  19. McGill, I., & Beaty, L. (2001). Action learning, a guide for professional, management, and educational development (2nd ed.). London: Kogan-Page.Google Scholar
  20. Parent, R., & Béliveau, J. (2007). Organisational knowledge transfer: Turning research into action through a learning history. The Electronic Journal of Knowledge Management, 5(1), 73–80.Google Scholar
  21. Piaget, J. (1980). Six psychological studies. New York: Vintage Books.Google Scholar
  22. Roth, G., & Bradbury, H. (2008). Learning history: An action research practice in support of actionable learning. In P. Reason & H. Bradbury (Eds.), The Sage handbook of action research. Newbury Park: Sage.Google Scholar
  23. Roth, G. L., & Kleiner, A. (1995). Learning about organisational learning—Creating a learning history. Cambridge, MA: MIT Center for Organisational Learning, Sloan School of Management.Google Scholar
  24. Sabatier, P. A. (1993). Policy change over a decade or more. In P. A. Sabatier & J. C. Jenkins-Smith (Eds.), Policy change and learning—An advocacy coalition approach. Boulder, San Francisco, and Oxford: Westview Press.Google Scholar
  25. Stufflebeam, D. L. (2000). The CIPP model for evaluation. In D. L. Stufflebeam, G. F. Madaus, & T. Kellaghan (Eds.), Evaluation models: Viewpoints on educational and human services evaluation (2nd ed., pp. 280–317). Boston, MA: Kluwer Academic.Google Scholar
  26. Thomas, W. I., & Thomas, D. S. (1929). The child in America: Behavior problems and programs (2nd ed.). New York: Knopf.Google Scholar
  27. Van der Knaap, P. (1997). Lerende overheid, intelligent beleid – de lessen van beleidsevaluatie en beleidsadvisering voor de structuurfondsen van de Europese Unie (in Dutch). Den Haag: Phaedrus uitgeverij.Google Scholar
  28. Van Hulst, M. J. (2008). Town Hall Tales—Culture as storytelling in local government. Delft: Eburon.Google Scholar
  29. Verbeeten, T. C. M. (1999). Wise use of the Wadden Sea? A study of policy-oriented learning (Thela thesis). Amsterdam.Google Scholar
  30. Wagenaar, H., & Cook, N. S. (2003). Understanding policy practices: Action, dialectic and deliberation in policy analysis. In M. A. Hajer & H. Wagenaar (Eds.), Deliberative policy analysis. Cambridge, MA: Cambridge University Press.Google Scholar
  31. Weick, K. E. (1995). Sensemaking in organizations. London: Sage.Google Scholar
  32. Weick, K. E., Sutcliffe, K. M., & Obstfeld, D. (2005). Organizing and the process of sensemaking. Organization Science, 16(4), 409–421.CrossRefGoogle Scholar
  33. Willems, M., & Duijn, M. (2010). Learning history Renovatie Hogesluis (in Dutch). Report no. 034.23523. Delft, TNO Bouw en Ondergrond.Google Scholar

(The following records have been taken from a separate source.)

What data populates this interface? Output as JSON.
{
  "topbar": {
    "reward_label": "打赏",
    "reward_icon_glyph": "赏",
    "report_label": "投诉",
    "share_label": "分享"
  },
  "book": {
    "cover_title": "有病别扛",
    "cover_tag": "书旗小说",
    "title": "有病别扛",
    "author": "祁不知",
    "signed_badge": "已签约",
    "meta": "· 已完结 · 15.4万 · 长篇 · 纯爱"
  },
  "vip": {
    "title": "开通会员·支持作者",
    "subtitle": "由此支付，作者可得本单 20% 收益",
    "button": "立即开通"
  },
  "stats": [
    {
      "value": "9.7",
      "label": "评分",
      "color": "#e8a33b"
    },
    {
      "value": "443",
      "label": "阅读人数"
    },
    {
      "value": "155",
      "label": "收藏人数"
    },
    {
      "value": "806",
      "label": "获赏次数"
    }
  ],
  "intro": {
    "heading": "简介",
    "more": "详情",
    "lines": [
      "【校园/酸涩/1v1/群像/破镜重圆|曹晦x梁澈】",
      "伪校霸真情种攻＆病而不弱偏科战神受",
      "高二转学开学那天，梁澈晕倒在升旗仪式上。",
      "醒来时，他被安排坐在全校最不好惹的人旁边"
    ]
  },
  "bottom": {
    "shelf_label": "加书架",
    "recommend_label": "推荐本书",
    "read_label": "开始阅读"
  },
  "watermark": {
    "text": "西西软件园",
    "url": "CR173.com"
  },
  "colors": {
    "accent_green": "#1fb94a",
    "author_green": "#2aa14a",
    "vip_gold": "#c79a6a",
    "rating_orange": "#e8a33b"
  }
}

Copyright information

© The Author(s) 2020

Authors and Affiliations

  1. 1.Department of Public Administration and SociologyErasmus UniversityRotterdamThe Netherlands

Personalised recommendations